[Source data]:
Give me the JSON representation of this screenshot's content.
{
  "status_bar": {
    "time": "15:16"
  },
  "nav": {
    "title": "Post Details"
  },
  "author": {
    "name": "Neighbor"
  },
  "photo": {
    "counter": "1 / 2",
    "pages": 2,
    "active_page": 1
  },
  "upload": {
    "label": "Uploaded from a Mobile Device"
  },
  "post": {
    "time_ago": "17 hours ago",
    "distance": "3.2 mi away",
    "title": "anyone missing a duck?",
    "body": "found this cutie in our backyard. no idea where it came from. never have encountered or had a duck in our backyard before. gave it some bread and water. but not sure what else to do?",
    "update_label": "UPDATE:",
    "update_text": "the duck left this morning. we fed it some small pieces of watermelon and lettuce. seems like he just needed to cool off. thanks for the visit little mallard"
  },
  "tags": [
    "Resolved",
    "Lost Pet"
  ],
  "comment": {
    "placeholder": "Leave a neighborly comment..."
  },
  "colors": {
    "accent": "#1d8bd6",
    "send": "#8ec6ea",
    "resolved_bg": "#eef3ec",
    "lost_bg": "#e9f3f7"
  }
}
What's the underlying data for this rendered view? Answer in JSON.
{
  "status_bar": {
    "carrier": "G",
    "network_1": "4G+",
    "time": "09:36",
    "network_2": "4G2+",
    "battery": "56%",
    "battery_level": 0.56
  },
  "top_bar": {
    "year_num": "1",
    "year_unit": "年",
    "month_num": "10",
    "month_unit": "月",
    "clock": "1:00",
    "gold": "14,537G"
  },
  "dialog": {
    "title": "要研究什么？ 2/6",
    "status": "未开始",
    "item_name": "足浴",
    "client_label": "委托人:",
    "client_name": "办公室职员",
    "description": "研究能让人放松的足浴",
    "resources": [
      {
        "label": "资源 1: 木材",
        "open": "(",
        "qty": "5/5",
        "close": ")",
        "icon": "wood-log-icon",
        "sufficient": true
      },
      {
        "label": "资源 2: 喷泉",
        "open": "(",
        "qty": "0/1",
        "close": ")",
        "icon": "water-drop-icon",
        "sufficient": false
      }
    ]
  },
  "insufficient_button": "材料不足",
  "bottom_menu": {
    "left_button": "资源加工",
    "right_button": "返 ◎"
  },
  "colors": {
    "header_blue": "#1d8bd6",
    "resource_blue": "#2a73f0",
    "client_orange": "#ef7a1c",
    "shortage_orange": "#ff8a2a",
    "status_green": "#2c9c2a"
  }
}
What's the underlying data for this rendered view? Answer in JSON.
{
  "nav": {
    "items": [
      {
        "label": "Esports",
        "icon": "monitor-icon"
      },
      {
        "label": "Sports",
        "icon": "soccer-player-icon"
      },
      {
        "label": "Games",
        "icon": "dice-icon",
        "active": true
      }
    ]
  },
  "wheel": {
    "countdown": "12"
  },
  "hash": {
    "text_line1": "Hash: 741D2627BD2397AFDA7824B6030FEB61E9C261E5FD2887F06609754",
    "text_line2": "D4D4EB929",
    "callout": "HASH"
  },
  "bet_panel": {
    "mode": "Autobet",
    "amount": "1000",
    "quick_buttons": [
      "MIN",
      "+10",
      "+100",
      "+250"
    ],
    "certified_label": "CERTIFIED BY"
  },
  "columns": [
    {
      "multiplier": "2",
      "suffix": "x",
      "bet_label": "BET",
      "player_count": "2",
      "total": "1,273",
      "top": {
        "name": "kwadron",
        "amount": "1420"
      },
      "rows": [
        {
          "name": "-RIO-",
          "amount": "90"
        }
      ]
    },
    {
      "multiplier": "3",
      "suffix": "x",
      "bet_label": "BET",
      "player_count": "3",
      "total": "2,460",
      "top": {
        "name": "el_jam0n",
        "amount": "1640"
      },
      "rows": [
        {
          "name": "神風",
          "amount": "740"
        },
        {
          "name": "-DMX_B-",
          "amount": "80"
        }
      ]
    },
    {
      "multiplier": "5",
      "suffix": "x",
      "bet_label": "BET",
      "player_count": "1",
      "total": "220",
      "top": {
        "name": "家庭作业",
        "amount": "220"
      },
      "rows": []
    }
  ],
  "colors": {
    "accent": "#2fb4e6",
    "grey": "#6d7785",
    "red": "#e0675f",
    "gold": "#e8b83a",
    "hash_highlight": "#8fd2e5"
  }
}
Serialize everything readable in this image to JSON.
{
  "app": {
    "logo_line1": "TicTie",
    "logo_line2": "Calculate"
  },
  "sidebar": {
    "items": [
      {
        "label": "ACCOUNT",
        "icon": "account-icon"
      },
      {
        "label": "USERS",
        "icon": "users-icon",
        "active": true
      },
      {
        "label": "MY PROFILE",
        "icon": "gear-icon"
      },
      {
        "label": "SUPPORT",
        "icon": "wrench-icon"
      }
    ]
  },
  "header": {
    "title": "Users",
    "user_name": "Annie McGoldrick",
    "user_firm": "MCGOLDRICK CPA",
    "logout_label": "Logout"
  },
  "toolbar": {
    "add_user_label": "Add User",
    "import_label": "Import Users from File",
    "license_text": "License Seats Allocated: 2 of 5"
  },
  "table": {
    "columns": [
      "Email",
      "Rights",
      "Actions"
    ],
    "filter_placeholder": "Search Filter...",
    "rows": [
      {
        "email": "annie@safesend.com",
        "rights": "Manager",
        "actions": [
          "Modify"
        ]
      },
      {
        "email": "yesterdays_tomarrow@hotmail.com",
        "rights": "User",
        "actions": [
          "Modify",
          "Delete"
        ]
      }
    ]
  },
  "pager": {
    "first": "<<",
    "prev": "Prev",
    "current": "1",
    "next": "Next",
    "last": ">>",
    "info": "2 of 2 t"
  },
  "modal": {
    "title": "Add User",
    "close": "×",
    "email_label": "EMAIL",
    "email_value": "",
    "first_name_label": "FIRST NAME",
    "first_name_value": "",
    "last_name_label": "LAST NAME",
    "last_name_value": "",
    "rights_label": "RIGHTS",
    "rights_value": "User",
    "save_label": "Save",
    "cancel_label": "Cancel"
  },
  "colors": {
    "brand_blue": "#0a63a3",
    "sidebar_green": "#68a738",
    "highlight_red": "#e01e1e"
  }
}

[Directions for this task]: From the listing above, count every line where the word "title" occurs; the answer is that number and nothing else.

[Task result]: 5